BEGIN

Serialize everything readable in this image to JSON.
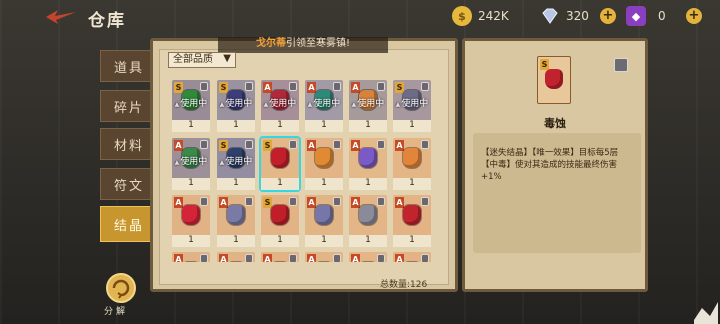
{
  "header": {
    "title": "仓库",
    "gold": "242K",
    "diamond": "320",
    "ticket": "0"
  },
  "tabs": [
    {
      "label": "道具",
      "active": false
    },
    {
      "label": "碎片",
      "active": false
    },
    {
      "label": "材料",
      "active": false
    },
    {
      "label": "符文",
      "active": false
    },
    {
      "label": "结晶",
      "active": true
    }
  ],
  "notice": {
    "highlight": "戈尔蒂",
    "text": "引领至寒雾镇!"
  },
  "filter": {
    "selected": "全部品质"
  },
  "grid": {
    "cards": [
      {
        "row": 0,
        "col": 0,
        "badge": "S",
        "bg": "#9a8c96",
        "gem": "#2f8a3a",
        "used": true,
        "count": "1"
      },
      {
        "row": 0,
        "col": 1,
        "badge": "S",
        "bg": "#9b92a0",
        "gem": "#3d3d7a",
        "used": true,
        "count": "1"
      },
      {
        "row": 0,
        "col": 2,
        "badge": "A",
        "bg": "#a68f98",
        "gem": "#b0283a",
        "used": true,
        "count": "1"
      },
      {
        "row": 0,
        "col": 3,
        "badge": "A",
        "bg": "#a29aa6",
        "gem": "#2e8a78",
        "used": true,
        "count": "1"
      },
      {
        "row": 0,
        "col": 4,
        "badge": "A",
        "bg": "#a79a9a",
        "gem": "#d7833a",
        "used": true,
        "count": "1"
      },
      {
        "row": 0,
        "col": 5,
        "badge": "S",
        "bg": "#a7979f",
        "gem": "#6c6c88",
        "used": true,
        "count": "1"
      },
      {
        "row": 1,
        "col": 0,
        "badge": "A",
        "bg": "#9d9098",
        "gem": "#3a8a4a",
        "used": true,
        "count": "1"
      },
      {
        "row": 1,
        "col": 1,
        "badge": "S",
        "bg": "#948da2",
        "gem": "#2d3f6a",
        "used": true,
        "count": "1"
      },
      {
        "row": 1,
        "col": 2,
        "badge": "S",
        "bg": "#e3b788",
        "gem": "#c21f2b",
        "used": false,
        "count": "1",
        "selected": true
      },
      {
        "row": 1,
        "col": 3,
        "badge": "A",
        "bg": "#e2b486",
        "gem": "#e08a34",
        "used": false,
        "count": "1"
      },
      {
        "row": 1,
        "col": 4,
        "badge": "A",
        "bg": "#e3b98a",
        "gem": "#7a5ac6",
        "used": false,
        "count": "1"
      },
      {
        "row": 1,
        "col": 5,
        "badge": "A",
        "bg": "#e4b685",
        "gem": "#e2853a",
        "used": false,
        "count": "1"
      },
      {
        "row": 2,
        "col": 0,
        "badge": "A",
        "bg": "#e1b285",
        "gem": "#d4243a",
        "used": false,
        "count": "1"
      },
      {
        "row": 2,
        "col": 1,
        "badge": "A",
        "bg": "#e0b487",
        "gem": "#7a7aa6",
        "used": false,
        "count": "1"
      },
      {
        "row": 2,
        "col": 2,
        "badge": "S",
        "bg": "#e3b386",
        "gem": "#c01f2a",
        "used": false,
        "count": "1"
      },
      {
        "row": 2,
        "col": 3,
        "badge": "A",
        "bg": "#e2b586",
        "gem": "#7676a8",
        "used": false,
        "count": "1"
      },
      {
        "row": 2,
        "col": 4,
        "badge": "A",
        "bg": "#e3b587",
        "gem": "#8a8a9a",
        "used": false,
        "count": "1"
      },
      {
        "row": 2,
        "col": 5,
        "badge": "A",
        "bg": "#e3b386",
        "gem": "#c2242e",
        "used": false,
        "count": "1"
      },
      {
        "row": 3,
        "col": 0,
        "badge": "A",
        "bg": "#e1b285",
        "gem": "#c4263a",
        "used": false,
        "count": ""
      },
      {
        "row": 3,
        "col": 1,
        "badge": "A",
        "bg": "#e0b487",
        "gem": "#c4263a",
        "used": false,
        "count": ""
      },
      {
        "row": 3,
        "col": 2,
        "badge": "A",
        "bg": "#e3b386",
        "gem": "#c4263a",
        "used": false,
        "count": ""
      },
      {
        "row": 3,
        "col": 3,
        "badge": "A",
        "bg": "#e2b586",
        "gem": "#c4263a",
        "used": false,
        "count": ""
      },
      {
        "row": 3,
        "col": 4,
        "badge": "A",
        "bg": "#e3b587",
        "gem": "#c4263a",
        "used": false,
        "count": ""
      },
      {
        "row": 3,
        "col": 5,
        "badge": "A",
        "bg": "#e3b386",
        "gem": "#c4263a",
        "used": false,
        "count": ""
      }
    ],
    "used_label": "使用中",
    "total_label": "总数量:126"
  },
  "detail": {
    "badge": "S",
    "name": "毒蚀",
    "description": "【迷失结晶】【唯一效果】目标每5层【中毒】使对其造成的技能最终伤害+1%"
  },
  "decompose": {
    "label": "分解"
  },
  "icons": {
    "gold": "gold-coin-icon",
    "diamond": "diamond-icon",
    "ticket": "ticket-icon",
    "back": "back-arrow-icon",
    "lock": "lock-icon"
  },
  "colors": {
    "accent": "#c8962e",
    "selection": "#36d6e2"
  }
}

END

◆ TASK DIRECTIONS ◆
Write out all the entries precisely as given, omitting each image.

◆ ANSWER TO THE EXERCISE ◆
Serialize everything readable in this image to JSON.
{
  "header": {
    "title": "仓库",
    "gold": "242K",
    "diamond": "320",
    "ticket": "0"
  },
  "tabs": [
    {
      "label": "道具",
      "active": false
    },
    {
      "label": "碎片",
      "active": false
    },
    {
      "label": "材料",
      "active": false
    },
    {
      "label": "符文",
      "active": false
    },
    {
      "label": "结晶",
      "active": true
    }
  ],
  "notice": {
    "highlight": "戈尔蒂",
    "text": "引领至寒雾镇!"
  },
  "filter": {
    "selected": "全部品质"
  },
  "grid": {
    "cards": [
      {
        "row": 0,
        "col": 0,
        "badge": "S",
        "bg": "#9a8c96",
        "gem": "#2f8a3a",
        "used": true,
        "count": "1"
      },
      {
        "row": 0,
        "col": 1,
        "badge": "S",
        "bg": "#9b92a0",
        "gem": "#3d3d7a",
        "used": true,
        "count": "1"
      },
      {
        "row": 0,
        "col": 2,
        "badge": "A",
        "bg": "#a68f98",
        "gem": "#b0283a",
        "used": true,
        "count": "1"
      },
      {
        "row": 0,
        "col": 3,
        "badge": "A",
        "bg": "#a29aa6",
        "gem": "#2e8a78",
        "used": true,
        "count": "1"
      },
      {
        "row": 0,
        "col": 4,
        "badge": "A",
        "bg": "#a79a9a",
        "gem": "#d7833a",
        "used": true,
        "count": "1"
      },
      {
        "row": 0,
        "col": 5,
        "badge": "S",
        "bg": "#a7979f",
        "gem": "#6c6c88",
        "used": true,
        "count": "1"
      },
      {
        "row": 1,
        "col": 0,
        "badge": "A",
        "bg": "#9d9098",
        "gem": "#3a8a4a",
        "used": true,
        "count": "1"
      },
      {
        "row": 1,
        "col": 1,
        "badge": "S",
        "bg": "#948da2",
        "gem": "#2d3f6a",
        "used": true,
        "count": "1"
      },
      {
        "row": 1,
        "col": 2,
        "badge": "S",
        "bg": "#e3b788",
        "gem": "#c21f2b",
        "used": false,
        "count": "1",
        "selected": true
      },
      {
        "row": 1,
        "col": 3,
        "badge": "A",
        "bg": "#e2b486",
        "gem": "#e08a34",
        "used": false,
        "count": "1"
      },
      {
        "row": 1,
        "col": 4,
        "badge": "A",
        "bg": "#e3b98a",
        "gem": "#7a5ac6",
        "used": false,
        "count": "1"
      },
      {
        "row": 1,
        "col": 5,
        "badge": "A",
        "bg": "#e4b685",
        "gem": "#e2853a",
        "used": false,
        "count": "1"
      },
      {
        "row": 2,
        "col": 0,
        "badge": "A",
        "bg": "#e1b285",
        "gem": "#d4243a",
        "used": false,
        "count": "1"
      },
      {
        "row": 2,
        "col": 1,
        "badge": "A",
        "bg": "#e0b487",
        "gem": "#7a7aa6",
        "used": false,
        "count": "1"
      },
      {
        "row": 2,
        "col": 2,
        "badge": "S",
        "bg": "#e3b386",
        "gem": "#c01f2a",
        "used": false,
        "count": "1"
      },
      {
        "row": 2,
        "col": 3,
        "badge": "A",
        "bg": "#e2b586",
        "gem": "#7676a8",
        "used": false,
        "count": "1"
      },
      {
        "row": 2,
        "col": 4,
        "badge": "A",
        "bg": "#e3b587",
        "gem": "#8a8a9a",
        "used": false,
        "count": "1"
      },
      {
        "row": 2,
        "col": 5,
        "badge": "A",
        "bg": "#e3b386",
        "gem": "#c2242e",
        "used": false,
        "count": "1"
      },
      {
        "row": 3,
        "col": 0,
        "badge": "A",
        "bg": "#e1b285",
        "gem": "#c4263a",
        "used": false,
        "count": ""
      },
      {
        "row": 3,
        "col": 1,
        "badge": "A",
        "bg": "#e0b487",
        "gem": "#c4263a",
        "used": false,
        "count": ""
      },
      {
        "row": 3,
        "col": 2,
        "badge": "A",
        "bg": "#e3b386",
        "gem": "#c4263a",
        "used": false,
        "count": ""
      },
      {
        "row": 3,
        "col": 3,
        "badge": "A",
        "bg": "#e2b586",
        "gem": "#c4263a",
        "used": false,
        "count": ""
      },
      {
        "row": 3,
        "col": 4,
        "badge": "A",
        "bg": "#e3b587",
        "gem": "#c4263a",
        "used": false,
        "count": ""
      },
      {
        "row": 3,
        "col": 5,
        "badge": "A",
        "bg": "#e3b386",
        "gem": "#c4263a",
        "used": false,
        "count": ""
      }
    ],
    "used_label": "使用中",
    "total_label": "总数量:126"
  },
  "detail": {
    "badge": "S",
    "name": "毒蚀",
    "description": "【迷失结晶】【唯一效果】目标每5层【中毒】使对其造成的技能最终伤害+1%"
  },
  "decompose": {
    "label": "分解"
  },
  "icons": {
    "gold": "gold-coin-icon",
    "diamond": "diamond-icon",
    "ticket": "ticket-icon",
    "back": "back-arrow-icon",
    "lock": "lock-icon"
  },
  "colors": {
    "accent": "#c8962e",
    "selection": "#36d6e2"
  }
}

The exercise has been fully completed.